> _WORK ORDER_
Each line of the listing below containing the word "screenshot" should be returned.

### INPUT DATA ###

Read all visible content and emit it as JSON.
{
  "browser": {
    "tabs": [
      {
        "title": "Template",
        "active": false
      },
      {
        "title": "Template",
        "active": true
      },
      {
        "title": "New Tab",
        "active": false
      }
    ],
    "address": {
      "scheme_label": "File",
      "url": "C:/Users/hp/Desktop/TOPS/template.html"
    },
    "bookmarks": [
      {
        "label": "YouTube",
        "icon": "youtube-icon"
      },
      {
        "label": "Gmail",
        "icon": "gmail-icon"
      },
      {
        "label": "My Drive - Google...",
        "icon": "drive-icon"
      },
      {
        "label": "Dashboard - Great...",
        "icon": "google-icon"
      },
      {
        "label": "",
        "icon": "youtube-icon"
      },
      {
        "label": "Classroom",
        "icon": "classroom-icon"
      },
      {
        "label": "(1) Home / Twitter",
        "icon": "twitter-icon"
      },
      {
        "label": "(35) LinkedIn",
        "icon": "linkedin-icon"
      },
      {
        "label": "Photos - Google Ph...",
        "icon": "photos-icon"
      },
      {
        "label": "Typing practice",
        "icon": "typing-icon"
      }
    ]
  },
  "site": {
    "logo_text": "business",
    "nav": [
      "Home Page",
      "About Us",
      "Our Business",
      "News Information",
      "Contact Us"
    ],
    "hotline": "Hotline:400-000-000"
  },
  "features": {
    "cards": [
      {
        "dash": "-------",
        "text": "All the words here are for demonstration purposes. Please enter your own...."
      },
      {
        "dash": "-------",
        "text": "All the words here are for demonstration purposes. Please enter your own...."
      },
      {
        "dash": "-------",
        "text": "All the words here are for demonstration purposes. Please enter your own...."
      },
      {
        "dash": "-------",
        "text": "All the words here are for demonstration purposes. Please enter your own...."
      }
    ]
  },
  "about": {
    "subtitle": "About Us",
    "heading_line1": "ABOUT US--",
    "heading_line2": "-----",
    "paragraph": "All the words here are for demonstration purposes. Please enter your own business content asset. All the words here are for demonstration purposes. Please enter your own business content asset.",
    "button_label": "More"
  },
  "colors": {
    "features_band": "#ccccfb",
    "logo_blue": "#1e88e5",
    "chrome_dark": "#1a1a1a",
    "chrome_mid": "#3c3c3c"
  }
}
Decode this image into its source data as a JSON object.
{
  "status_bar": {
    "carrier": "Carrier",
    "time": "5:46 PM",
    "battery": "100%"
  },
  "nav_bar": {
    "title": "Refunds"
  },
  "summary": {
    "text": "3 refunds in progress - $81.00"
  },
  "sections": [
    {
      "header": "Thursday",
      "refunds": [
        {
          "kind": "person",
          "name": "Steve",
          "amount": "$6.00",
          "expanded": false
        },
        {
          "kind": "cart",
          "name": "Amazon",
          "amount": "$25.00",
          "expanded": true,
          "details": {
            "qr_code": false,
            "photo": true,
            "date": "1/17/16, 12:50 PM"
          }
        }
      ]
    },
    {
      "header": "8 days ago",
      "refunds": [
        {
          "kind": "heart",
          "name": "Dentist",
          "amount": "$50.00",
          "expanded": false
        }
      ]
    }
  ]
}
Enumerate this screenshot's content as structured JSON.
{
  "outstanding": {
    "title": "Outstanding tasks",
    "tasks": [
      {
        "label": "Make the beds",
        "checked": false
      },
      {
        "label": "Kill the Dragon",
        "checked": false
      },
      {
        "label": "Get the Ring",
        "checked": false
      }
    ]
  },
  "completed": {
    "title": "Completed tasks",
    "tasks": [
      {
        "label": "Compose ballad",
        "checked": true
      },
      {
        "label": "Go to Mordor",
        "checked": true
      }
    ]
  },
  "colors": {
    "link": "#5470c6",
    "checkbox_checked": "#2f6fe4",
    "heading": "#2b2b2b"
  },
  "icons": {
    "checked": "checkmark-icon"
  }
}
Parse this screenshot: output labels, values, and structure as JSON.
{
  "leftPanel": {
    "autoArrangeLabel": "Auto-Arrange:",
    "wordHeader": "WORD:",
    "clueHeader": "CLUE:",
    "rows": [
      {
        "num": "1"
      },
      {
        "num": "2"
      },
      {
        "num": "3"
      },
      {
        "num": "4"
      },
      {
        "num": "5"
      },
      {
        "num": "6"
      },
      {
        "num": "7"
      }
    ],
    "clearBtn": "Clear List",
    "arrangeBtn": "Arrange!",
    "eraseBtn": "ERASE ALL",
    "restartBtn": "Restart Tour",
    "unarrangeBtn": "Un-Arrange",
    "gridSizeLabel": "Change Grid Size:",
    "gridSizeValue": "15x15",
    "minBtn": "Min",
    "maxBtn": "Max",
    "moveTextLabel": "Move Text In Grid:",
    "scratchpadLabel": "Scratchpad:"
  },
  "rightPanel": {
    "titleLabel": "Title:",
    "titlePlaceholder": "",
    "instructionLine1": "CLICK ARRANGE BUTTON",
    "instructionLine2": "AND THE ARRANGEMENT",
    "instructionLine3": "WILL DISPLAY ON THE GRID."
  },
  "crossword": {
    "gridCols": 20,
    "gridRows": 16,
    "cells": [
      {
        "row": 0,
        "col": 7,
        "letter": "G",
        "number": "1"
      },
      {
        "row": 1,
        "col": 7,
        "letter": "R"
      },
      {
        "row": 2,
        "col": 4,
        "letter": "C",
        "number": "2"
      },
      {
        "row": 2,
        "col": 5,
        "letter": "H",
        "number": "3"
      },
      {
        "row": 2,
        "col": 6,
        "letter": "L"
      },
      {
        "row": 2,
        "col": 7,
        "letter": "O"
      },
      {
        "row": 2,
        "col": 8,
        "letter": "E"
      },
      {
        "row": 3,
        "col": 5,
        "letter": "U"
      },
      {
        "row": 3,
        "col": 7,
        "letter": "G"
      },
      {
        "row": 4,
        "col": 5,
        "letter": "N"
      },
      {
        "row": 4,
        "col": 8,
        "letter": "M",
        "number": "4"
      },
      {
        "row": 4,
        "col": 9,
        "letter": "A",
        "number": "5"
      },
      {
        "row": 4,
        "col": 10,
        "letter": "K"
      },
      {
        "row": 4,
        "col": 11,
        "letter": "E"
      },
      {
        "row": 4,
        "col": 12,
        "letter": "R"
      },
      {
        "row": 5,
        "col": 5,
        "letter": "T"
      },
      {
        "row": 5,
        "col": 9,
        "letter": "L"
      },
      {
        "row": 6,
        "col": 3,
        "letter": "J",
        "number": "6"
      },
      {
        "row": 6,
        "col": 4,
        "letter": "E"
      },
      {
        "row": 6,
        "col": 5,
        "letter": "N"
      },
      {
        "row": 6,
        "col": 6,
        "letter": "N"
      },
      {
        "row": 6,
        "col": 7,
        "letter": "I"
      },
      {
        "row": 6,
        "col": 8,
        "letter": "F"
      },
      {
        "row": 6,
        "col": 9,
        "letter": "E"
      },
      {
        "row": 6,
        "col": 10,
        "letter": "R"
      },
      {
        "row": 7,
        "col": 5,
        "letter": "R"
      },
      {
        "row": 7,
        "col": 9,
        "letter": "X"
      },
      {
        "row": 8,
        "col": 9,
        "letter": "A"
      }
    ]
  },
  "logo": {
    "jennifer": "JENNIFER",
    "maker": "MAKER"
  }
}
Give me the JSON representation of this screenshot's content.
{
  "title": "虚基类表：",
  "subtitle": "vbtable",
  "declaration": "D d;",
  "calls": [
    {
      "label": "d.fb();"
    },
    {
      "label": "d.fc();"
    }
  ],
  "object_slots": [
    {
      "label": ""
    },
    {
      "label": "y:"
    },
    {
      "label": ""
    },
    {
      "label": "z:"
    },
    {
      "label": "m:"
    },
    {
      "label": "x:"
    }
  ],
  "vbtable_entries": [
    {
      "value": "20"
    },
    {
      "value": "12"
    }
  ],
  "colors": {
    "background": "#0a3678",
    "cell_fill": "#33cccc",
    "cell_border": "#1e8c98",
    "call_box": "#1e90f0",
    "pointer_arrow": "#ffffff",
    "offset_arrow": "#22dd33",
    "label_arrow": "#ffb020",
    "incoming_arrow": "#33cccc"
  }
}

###

> _ANSWER TO THE EXERCISE_
Enumerate this screenshot's content as structured JSON.
Parse this screenshot: output labels, values, and structure as JSON.
Give me the JSON representation of this screenshot's content.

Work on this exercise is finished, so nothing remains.